Aim of the exercise - Within the records, which lines hold the string "Cancel"? Report each one by copying it.

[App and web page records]

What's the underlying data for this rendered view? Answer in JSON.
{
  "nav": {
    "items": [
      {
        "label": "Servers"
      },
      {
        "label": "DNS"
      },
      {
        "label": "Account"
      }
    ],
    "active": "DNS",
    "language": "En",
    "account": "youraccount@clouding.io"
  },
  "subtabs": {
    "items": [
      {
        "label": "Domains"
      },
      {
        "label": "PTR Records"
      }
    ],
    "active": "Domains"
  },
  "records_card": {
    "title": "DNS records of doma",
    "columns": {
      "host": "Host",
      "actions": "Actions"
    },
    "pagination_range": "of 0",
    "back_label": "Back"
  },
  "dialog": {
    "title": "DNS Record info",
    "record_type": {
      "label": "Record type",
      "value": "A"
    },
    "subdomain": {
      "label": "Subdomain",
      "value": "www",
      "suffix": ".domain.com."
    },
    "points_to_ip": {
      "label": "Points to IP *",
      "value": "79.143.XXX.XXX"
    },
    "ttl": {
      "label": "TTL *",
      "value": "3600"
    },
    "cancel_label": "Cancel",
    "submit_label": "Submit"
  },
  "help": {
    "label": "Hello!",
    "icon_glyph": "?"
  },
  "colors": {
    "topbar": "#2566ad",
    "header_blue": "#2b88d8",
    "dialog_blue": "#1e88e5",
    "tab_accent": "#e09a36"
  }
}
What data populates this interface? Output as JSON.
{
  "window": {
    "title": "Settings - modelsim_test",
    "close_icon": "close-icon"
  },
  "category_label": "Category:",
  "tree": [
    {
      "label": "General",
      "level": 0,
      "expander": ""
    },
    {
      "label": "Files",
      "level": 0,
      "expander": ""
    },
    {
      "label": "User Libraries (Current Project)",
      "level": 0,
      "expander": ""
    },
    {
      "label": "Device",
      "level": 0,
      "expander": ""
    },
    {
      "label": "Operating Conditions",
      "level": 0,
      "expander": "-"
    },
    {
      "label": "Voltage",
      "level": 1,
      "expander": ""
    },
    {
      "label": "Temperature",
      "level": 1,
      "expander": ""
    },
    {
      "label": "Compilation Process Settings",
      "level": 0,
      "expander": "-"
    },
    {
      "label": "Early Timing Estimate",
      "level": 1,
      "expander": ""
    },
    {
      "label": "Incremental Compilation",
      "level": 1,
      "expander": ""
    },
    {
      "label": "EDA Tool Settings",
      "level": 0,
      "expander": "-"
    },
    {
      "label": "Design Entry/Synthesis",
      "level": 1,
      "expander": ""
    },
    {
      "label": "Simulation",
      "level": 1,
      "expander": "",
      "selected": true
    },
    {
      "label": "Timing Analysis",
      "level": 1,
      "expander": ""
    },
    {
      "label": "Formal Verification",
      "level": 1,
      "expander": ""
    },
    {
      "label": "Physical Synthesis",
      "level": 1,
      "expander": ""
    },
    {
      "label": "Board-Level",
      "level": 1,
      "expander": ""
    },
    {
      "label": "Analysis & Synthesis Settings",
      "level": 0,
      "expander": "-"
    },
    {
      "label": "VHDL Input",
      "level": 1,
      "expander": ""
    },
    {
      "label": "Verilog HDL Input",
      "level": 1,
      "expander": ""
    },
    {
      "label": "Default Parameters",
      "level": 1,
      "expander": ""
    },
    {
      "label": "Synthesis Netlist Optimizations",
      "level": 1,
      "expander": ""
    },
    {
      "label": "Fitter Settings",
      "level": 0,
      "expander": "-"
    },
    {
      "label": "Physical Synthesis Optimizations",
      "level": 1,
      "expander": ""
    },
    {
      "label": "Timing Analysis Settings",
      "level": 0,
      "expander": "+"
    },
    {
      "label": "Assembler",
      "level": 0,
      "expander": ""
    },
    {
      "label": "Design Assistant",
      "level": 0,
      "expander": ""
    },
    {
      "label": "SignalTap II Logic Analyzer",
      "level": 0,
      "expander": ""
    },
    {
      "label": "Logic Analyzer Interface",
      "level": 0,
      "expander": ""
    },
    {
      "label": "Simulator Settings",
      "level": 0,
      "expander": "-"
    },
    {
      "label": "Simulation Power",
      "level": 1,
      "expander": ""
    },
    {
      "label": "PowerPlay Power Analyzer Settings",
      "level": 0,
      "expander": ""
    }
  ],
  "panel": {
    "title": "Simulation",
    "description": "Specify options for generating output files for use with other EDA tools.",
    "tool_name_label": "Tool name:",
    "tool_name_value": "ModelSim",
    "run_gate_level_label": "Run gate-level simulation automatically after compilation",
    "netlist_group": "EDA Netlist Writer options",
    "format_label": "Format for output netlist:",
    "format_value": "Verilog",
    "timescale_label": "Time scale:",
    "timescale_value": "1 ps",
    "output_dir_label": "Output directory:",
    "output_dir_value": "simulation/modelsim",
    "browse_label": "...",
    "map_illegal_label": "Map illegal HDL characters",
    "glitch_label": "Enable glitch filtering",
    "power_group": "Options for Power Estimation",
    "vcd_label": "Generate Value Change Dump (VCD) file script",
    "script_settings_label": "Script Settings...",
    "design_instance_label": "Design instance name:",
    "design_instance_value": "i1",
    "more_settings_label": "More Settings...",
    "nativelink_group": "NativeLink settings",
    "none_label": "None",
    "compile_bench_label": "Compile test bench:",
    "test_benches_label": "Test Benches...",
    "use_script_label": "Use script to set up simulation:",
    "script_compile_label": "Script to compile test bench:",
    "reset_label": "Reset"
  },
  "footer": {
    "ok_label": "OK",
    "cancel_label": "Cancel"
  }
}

Output for this task -
    "cancel_label": "Cancel",
    "cancel_label": "Cancel"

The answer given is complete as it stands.